Travel Tuesday: A trip down the canals of Xochimilco
When we were visiting Mexico back in December, it turned out that my dear friend Ana and her family were also visiting at the same time. We were determined to see each other, and after some previously derailed plans thanks to illnesses we finally settled on a date and an activity. We’d check out the Museo Dolores Olmedo (which I’ll write about another day), the floating gardens of Xochimilco and then have lunch together on the day after Christmas.
I was so excited when Ana and her family picked me up – first because I’d be exploring some places I’d never visited before, but also because I was so happy to be able to share in these experiences with someone who I knew cherished them as much as I did. Thank you, Ana, Alan, Camila and Patricia for sharing this special day with me.
(Be sure to check out the video after the jump.)
Xochilmilco has been a protected UNESCO World Heritage Site since 1987. The following passage is from UNESCO’s description of the area and why it is protected.
The lacustrine landscape of Xochimilco constitutes the only reminder of traditional ground occupation in the lagoons of the Mexico City basin before the Spanish conquest.
The zone of Xochimilco, 28 km to the south, is the only remaining reminder of the lacustrine landscape of the Aztec capital, where the conquistadores destroyed the monuments and drained the canals.

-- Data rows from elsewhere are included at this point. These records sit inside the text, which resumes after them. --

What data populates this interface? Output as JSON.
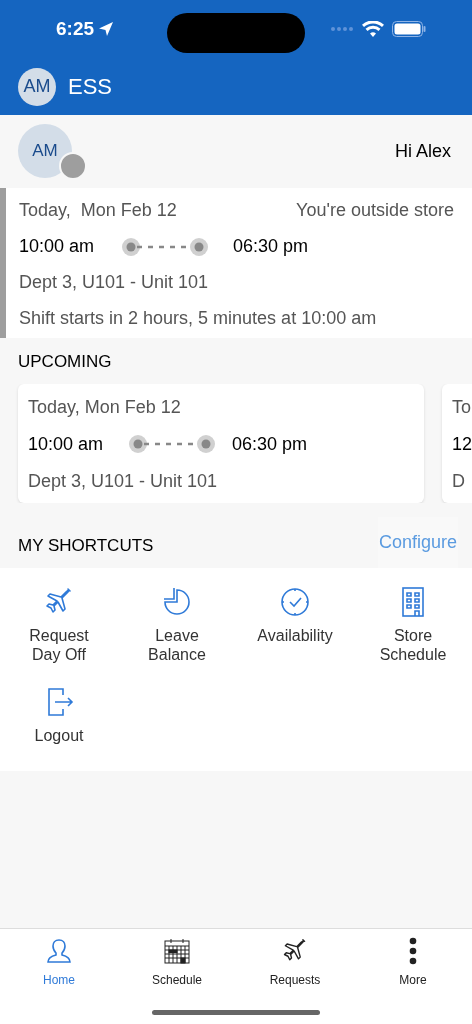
{
  "status_bar": {
    "time": "6:25"
  },
  "app_bar": {
    "avatar": "AM",
    "title": "ESS"
  },
  "greeting": {
    "avatar": "AM",
    "text": "Hi Alex"
  },
  "current_shift": {
    "date": "Today,  Mon Feb 12",
    "location_status": "You're outside store",
    "start": "10:00 am",
    "end": "06:30 pm",
    "department": "Dept 3, U101 - Unit 101",
    "countdown": "Shift starts in 2 hours, 5 minutes at 10:00 am"
  },
  "upcoming": {
    "title": "UPCOMING",
    "cards": [
      {
        "date": "Today, Mon Feb 12",
        "start": "10:00 am",
        "end": "06:30 pm",
        "department": "Dept 3, U101 - Unit 101"
      },
      {
        "date": "To",
        "start": "12",
        "department": "D"
      }
    ]
  },
  "shortcuts": {
    "title": "MY SHORTCUTS",
    "configure": "Configure",
    "items": [
      {
        "kind": "plane",
        "label": "Request\nDay Off"
      },
      {
        "kind": "pie",
        "label": "Leave\nBalance"
      },
      {
        "kind": "clock",
        "label": "Availability"
      },
      {
        "kind": "building",
        "label": "Store\nSchedule"
      },
      {
        "kind": "logout",
        "label": "Logout"
      }
    ]
  },
  "tab_bar": [
    {
      "kind": "person",
      "label": "Home",
      "selected": true
    },
    {
      "kind": "calendar",
      "label": "Schedule",
      "selected": false
    },
    {
      "kind": "plane",
      "label": "Requests",
      "selected": false
    },
    {
      "kind": "dots",
      "label": "More",
      "selected": false
    }
  ]
}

On the edge of the residual lake of Xochimilco (the southern arm of the great dried-up lake of Texcoco where the Aztecs had settled on a group of islets linked to solid ground by footbridges), and in the midst of a network of small canals, are still some chinampas, the floating gardens that the Spanish so admired. This half-natural, half-artificial landscape is now an “ecological reserve.” –UNESCO
Read more about Xochimilco en español.
Here’s a short video I made with clips from our afternoon floating down the canals of Xochimilco.
- Have you been to Xochimilco? What do you love most about it?